▸ **YOUR OBJECTIVE**: With the pictures removed, please write out every line below exactly as given.

▸ **DATA TO USE**:
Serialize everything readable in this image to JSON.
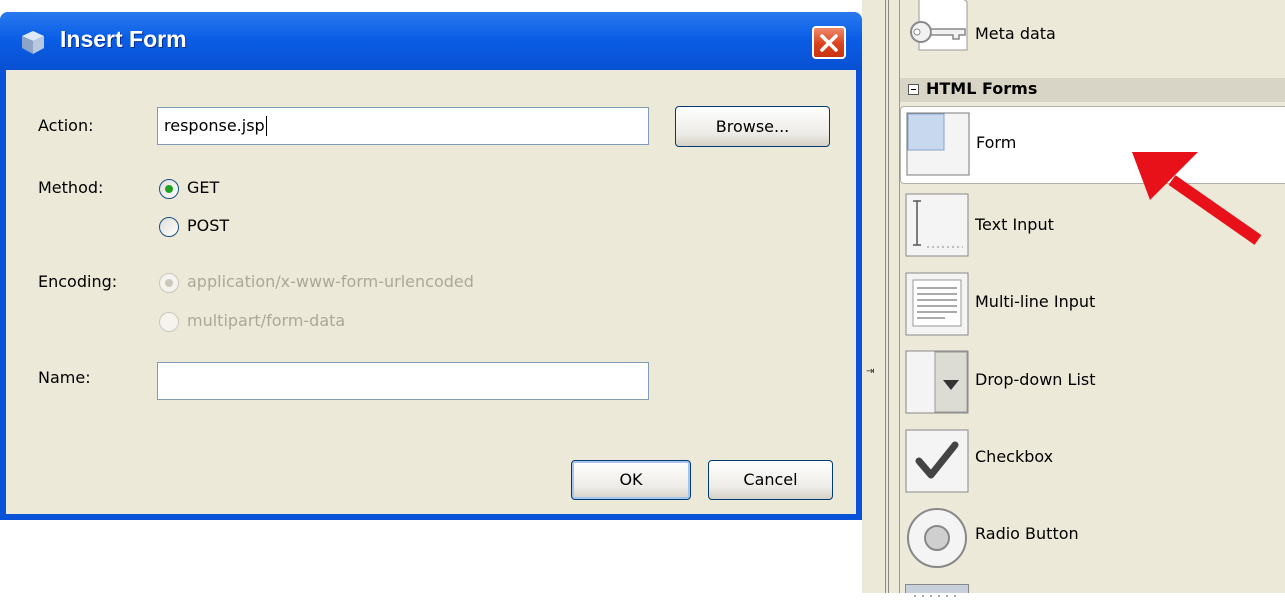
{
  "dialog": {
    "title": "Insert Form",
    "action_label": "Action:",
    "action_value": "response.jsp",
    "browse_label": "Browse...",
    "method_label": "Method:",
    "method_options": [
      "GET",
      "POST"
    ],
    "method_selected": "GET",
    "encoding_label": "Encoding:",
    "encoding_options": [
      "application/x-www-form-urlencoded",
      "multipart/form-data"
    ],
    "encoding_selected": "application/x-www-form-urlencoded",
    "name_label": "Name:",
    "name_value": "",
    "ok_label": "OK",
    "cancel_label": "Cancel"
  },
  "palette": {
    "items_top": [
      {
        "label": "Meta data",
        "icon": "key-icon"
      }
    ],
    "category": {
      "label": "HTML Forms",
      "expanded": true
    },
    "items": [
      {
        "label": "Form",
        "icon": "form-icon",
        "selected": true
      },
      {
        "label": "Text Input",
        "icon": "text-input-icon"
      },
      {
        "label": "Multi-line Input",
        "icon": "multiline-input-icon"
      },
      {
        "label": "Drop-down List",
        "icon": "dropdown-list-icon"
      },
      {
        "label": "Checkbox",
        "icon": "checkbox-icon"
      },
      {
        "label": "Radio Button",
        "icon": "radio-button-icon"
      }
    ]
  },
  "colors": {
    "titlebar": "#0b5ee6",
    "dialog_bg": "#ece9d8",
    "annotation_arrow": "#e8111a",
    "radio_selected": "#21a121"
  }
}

▸ **SOLUTION TO THE PROBLEM**:
Serialize everything readable in this image to JSON.
{
  "dialog": {
    "title": "Insert Form",
    "action_label": "Action:",
    "action_value": "response.jsp",
    "browse_label": "Browse...",
    "method_label": "Method:",
    "method_options": [
      "GET",
      "POST"
    ],
    "method_selected": "GET",
    "encoding_label": "Encoding:",
    "encoding_options": [
      "application/x-www-form-urlencoded",
      "multipart/form-data"
    ],
    "encoding_selected": "application/x-www-form-urlencoded",
    "name_label": "Name:",
    "name_value": "",
    "ok_label": "OK",
    "cancel_label": "Cancel"
  },
  "palette": {
    "items_top": [
      {
        "label": "Meta data",
        "icon": "key-icon"
      }
    ],
    "category": {
      "label": "HTML Forms",
      "expanded": true
    },
    "items": [
      {
        "label": "Form",
        "icon": "form-icon",
        "selected": true
      },
      {
        "label": "Text Input",
        "icon": "text-input-icon"
      },
      {
        "label": "Multi-line Input",
        "icon": "multiline-input-icon"
      },
      {
        "label": "Drop-down List",
        "icon": "dropdown-list-icon"
      },
      {
        "label": "Checkbox",
        "icon": "checkbox-icon"
      },
      {
        "label": "Radio Button",
        "icon": "radio-button-icon"
      }
    ]
  },
  "colors": {
    "titlebar": "#0b5ee6",
    "dialog_bg": "#ece9d8",
    "annotation_arrow": "#e8111a",
    "radio_selected": "#21a121"
  }
}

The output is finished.